King's Lynn dump dig reveals secrets of Victorian rubbish
PUBLISHED: 10:12 29 October 2015 | UPDATED: 10:13 29 October 2015
One person's rubbish can be another person's looking glass into the past.
And at a Victorian rubbish tip excavation in King’s Lynn, history buffs were able to uncover the habits of a increasingly throw away society.
The investigation, shown on the BBC’s Inside Out East, took place at the end of Horsley’s Chase close to the location of the old civic amenity site.
It was part of a county-wide project, carried out by the University of East Anglia.
Tom Licence, director at the Centre of East Anglian studies, was joined by volunteers from North Norfolk Bottles to dig deeper into what products households used and what they threw away.
Dr Licence said the researchers began by digging up individual dumps in back gardens but now they were working on a bigger scale in a bid to learn more about the past and to contribute to the record of historic landfill sites on the Environment Agency database.
“What we are trying to do it make our research useful and usable.
“People are really fascinated by this and they want to know more about it.”
According to environmental health manager at West Norfolk Council, Dave Robson, many of their finds included ink bottles, medicine bottles, mineral water and ginger beer bottles as these had less resale value.
Authority decided against purchase of ‘destructor’
In September 1907, the borough surveyor was commissioned to report on the provision of an incinerator - which they called a ‘destructor’ - but the council decided not to order one.
Instead it advertised in the paper for applicants to cart the town refuse from the tip, free of charge.
In 1912, the council identified a new landfill site at the nearby Harding’s pits, and began tipping in August 1914.
In 1928 a tender was agreed to erect a brick incinerator for burning paper and rubbish at Horsley’s Fields at a cost of £75.
Then in September 1929, it was resolved that the Harding’s pits tip be discontinued and the original dump on Horsley’s Chase be used again.
Mr Robson’s interest stemmed from a human health perspective as the site is up for redevelopment.
He added some of the outstanding discoveries were beehive shaped honey jars, delicate perfume bottles and fish paste jars, which he said looked much the same as those available today.
The site, which was a sorting yard and waste transfer depot, dates back to the 1880s and was levelled by filling it with waste in the 1930s.
Mr Licence, who has led digs in Castle Rising and Diss, said: “There was a massive growth of rubbish generated by the population.
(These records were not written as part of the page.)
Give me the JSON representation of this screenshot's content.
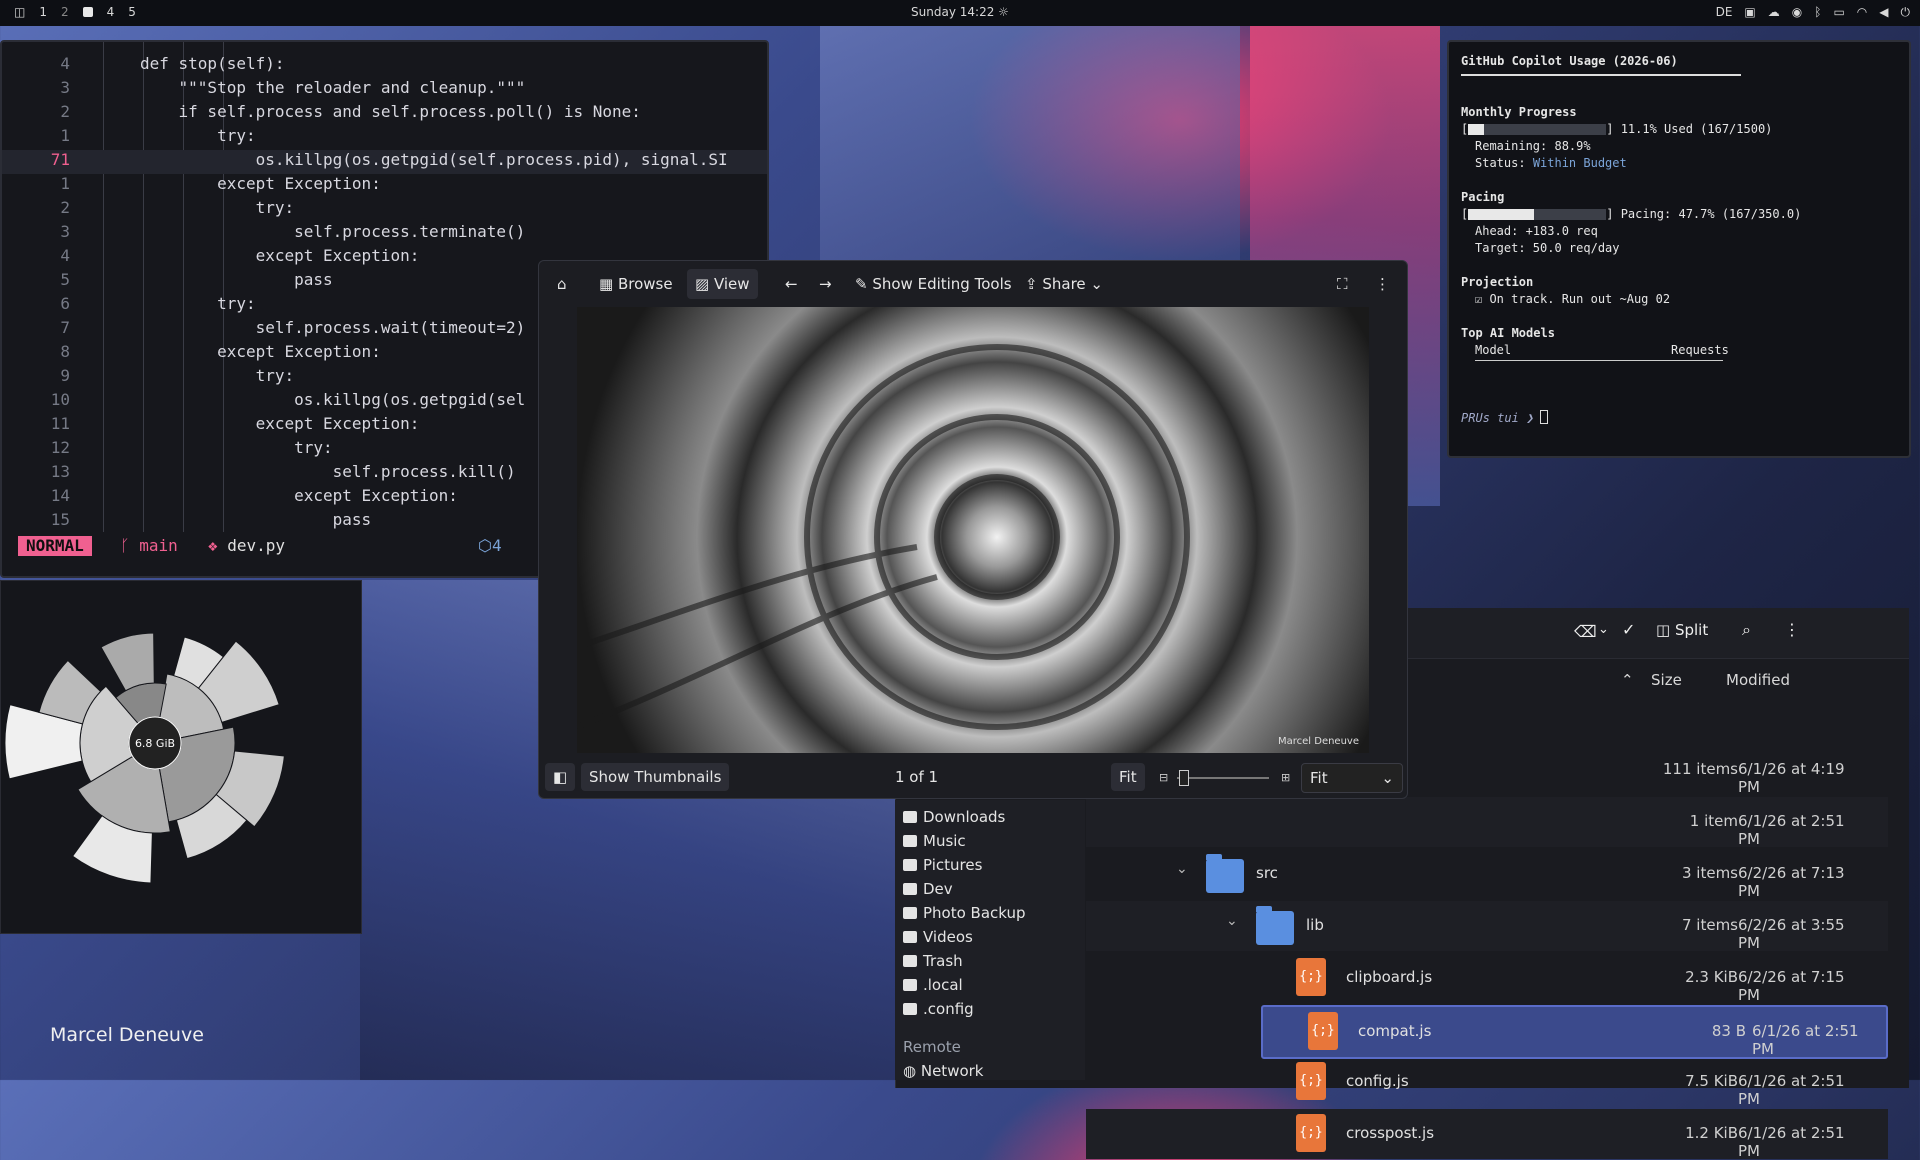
{
  "topbar": {
    "workspaces": [
      "1",
      "2",
      "4",
      "5"
    ],
    "clock": "Sunday 14:22",
    "layout_indicator": "DE"
  },
  "editor": {
    "lines": [
      {
        "n": "4",
        "code": "def stop(self):"
      },
      {
        "n": "3",
        "code": "    \"\"\"Stop the reloader and cleanup.\"\"\""
      },
      {
        "n": "2",
        "code": "    if self.process and self.process.poll() is None:"
      },
      {
        "n": "1",
        "code": "        try:"
      },
      {
        "n": "71",
        "code": "            os.killpg(os.getpgid(self.process.pid), signal.SI"
      },
      {
        "n": "1",
        "code": "        except Exception:"
      },
      {
        "n": "2",
        "code": "            try:"
      },
      {
        "n": "3",
        "code": "                self.process.terminate()"
      },
      {
        "n": "4",
        "code": "            except Exception:"
      },
      {
        "n": "5",
        "code": "                pass"
      },
      {
        "n": "6",
        "code": "        try:"
      },
      {
        "n": "7",
        "code": "            self.process.wait(timeout=2)"
      },
      {
        "n": "8",
        "code": "        except Exception:"
      },
      {
        "n": "9",
        "code": "            try:"
      },
      {
        "n": "10",
        "code": "                os.killpg(os.getpgid(sel"
      },
      {
        "n": "11",
        "code": "            except Exception:"
      },
      {
        "n": "12",
        "code": "                try:"
      },
      {
        "n": "13",
        "code": "                    self.process.kill()"
      },
      {
        "n": "14",
        "code": "                except Exception:"
      },
      {
        "n": "15",
        "code": "                    pass"
      }
    ],
    "status": {
      "mode": "NORMAL",
      "branch": "main",
      "file": "dev.py",
      "diagnostics": "4"
    }
  },
  "disk_usage": {
    "total": "6.8 GiB"
  },
  "copilot": {
    "title": "GitHub Copilot Usage (2026-06)",
    "monthly_heading": "Monthly Progress",
    "monthly_used_text": "11.1% Used (167/1500)",
    "monthly_fraction": 0.111,
    "remaining": "Remaining: 88.9%",
    "status_label": "Status:",
    "status_value": "Within Budget",
    "pacing_heading": "Pacing",
    "pacing_text": "Pacing: 47.7% (167/350.0)",
    "pacing_fraction": 0.477,
    "ahead": "Ahead: +183.0 req",
    "target": "Target: 50.0 req/day",
    "projection_heading": "Projection",
    "projection_text": "On track. Run out ~Aug 02",
    "models_heading": "Top AI Models",
    "col_model": "Model",
    "col_requests": "Requests",
    "prompt": "PRUs tui ❯"
  },
  "viewer": {
    "browse": "Browse",
    "view": "View",
    "edit_tools": "Show Editing Tools",
    "share": "Share",
    "show_thumbnails": "Show Thumbnails",
    "counter": "1 of 1",
    "fit_button": "Fit",
    "fit_select": "Fit",
    "photo_credit": "Marcel Deneuve"
  },
  "file_manager": {
    "split": "Split",
    "columns": {
      "size": "Size",
      "modified": "Modified"
    },
    "rows": [
      {
        "name": "",
        "size": "111 items",
        "modified": "6/1/26 at 4:19 PM",
        "kind": "none",
        "indent": 0
      },
      {
        "name": "",
        "size": "1 item",
        "modified": "6/1/26 at 2:51 PM",
        "kind": "none",
        "indent": 0
      },
      {
        "name": "src",
        "size": "3 items",
        "modified": "6/2/26 at 7:13 PM",
        "kind": "folder",
        "indent": 1
      },
      {
        "name": "lib",
        "size": "7 items",
        "modified": "6/2/26 at 3:55 PM",
        "kind": "folder",
        "indent": 2
      },
      {
        "name": "clipboard.js",
        "size": "2.3 KiB",
        "modified": "6/2/26 at 7:15 PM",
        "kind": "js",
        "indent": 3
      },
      {
        "name": "compat.js",
        "size": "83 B",
        "modified": "6/1/26 at 2:51 PM",
        "kind": "js",
        "indent": 3,
        "selected": true
      },
      {
        "name": "config.js",
        "size": "7.5 KiB",
        "modified": "6/1/26 at 2:51 PM",
        "kind": "js",
        "indent": 3
      },
      {
        "name": "crosspost.js",
        "size": "1.2 KiB",
        "modified": "6/1/26 at 2:51 PM",
        "kind": "js",
        "indent": 3
      }
    ],
    "sidebar": {
      "places": [
        "Downloads",
        "Music",
        "Pictures",
        "Dev",
        "Photo Backup",
        "Videos",
        "Trash",
        ".local",
        ".config"
      ],
      "remote_heading": "Remote",
      "network": "Network"
    }
  },
  "desktop": {
    "credit": "Marcel Deneuve"
  }
}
It was due to so many products coming out and people having money in their pockets.”
He added among the more recent rubbish they found brands, including Bovril, and international products creeping in whereas the older waste featured items from local manufacturers.
To find out more about Dr Licence’s work go to www.whatthevictoriansthrewaway.com.
Inside Out East is available to watch on BBC Iplayer.